December 17, 2014 2 Comments
For me, it was 2004.
I stared at the blinking lights on our Christmas tree, almost in a trance like state. It wasn’t the colors or the tree. I was shell shocked at how fast my life had changed and how much those I loved suffered.
In a year we’d both had job changes. My husband’s job was such a transition we had moved 300 miles away. We knew no one.
We had a toddler recovering from a horrendous first year where we nearly lost her. She needed therapy several times a week on top of medical appointments.
My dad had passed away. When he got the diagnosis he knew the outcome even though for months he didn’t even appear sick. The strapping man who reminded me of John Wayne was gone.
I was having trouble finding reasons to get out of bed each morning.
This year has been full of heartbreak for so many I know online and in person. So much transition, sickness and death. Job loss, injustices. Broken marriages. Miscarriages. Widowhood. These are without looking at headlines. If so, there are families grieving from suicides. Shootings. Life seems full of bad news.
But the song says it’s the most wonderful time. How can that be? How can anyone celebrate the season when there is no feeling? When everything is numb and time feels frozen?
- I know for me, it helped to decorate. That was my way of not only remembering I had two children who needed the bright lights and Christmas music, it was also a statement. I was down, but I refused to be out. I felt like the devil’s plan was to destroy everything in and around me and if I gave in, he won. And even if it was one small thing I did to remember it was Christmas, I was bound and determined.
- I also thought of others. It wasn’t easy because I felt so lost inside myself. My favorite thing to do is to have blank cards and point to a random name in the phone book. I write something like, “You mean so much to God that I pointed to a name in a phone book to send a card and the person is you. You are not forgotten. You are loved. Have a Merry Christmas.” I don’t sign my name or leave a return address. I want them blessed, and it takes my mind off my situation to know I’m encouraging someone else.
- If I couldn’t take the upbeat Christmas music, I put praise music on. If the words, as Christian and Biblical as I needed them to be were heartbreaking to hear, I played instrumental music.
- I wish I’d been more honest. There were some events I shouldn’t have attended but didn’t want to let anyone down. Other times I isolated myself and should have said something. Keeping it all in wasn’t healthy and again, plays right into the enemy’s hand. You don’t have to air all your laundry, just say you’re struggling and can use prayer. And when someone offers, let them.
Since then I’ve had other difficult Christmas seasons but nothing close to that one in 2004. I think a lot of why I was able to bounce back a little faster was I applied the suggestions above and realized the pain had purpose. Hosea 2:14 has been my lifeline in dark times and I want my adversity to mean something and help someone else down the road.
My prayer is that if you’re struggling this Christmas, something here in this post helped you.
Father, let every person reading this post feel Your presence right now, and in the days and weeks to come.
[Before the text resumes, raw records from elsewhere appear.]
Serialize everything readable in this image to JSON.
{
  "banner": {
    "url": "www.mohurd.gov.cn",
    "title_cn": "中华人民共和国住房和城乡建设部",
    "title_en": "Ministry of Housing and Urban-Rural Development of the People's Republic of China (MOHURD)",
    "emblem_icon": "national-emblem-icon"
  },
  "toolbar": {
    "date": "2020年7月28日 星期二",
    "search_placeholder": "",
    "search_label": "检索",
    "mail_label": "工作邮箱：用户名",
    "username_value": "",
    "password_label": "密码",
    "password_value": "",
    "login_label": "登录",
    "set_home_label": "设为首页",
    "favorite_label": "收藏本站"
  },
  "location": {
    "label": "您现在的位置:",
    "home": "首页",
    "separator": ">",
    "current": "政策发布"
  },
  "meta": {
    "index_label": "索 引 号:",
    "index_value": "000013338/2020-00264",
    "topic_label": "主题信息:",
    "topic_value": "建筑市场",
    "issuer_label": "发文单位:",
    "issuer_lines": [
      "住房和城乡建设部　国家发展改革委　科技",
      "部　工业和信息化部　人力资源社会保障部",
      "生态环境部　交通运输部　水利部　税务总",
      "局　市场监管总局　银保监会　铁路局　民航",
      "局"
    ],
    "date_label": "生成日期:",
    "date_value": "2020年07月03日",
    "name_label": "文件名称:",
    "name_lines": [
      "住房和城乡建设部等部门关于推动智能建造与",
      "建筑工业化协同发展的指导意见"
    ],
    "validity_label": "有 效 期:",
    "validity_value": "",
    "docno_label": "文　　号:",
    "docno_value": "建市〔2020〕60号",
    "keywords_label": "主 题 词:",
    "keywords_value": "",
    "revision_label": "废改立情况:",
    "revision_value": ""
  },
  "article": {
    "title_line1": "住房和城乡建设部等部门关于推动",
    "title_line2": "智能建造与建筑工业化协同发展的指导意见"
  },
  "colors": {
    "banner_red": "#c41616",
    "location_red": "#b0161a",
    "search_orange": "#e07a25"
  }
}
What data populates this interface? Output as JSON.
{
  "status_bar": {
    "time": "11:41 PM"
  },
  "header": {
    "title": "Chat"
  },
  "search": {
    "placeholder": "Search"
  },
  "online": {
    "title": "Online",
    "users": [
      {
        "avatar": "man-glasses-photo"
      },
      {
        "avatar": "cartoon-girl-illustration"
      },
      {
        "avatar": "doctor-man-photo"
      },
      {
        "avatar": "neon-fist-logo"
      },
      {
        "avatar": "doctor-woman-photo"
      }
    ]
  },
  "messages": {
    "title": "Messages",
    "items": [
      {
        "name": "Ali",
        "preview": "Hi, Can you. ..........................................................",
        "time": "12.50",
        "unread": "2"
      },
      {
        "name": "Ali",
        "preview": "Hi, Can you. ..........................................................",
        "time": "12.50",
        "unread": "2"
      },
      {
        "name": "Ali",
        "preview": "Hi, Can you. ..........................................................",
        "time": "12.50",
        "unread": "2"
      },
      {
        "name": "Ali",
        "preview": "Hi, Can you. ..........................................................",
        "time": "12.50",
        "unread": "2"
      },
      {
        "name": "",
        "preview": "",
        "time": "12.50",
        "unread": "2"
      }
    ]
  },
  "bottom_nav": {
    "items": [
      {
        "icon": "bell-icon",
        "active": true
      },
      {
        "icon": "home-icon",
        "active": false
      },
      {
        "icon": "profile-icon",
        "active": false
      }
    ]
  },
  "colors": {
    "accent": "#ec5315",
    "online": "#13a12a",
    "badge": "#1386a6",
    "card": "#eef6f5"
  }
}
For every event and circumstance that has robbed them of peace and joy, replace it multi fold with blessings we can’t define. Give them special moments that are Your love notes just for them. Give them strength to celebrate Christmas, even if it’s in a different way this year. Draw them close to You. We give you the glory, honor and praise. In Jesus’ name, Amen.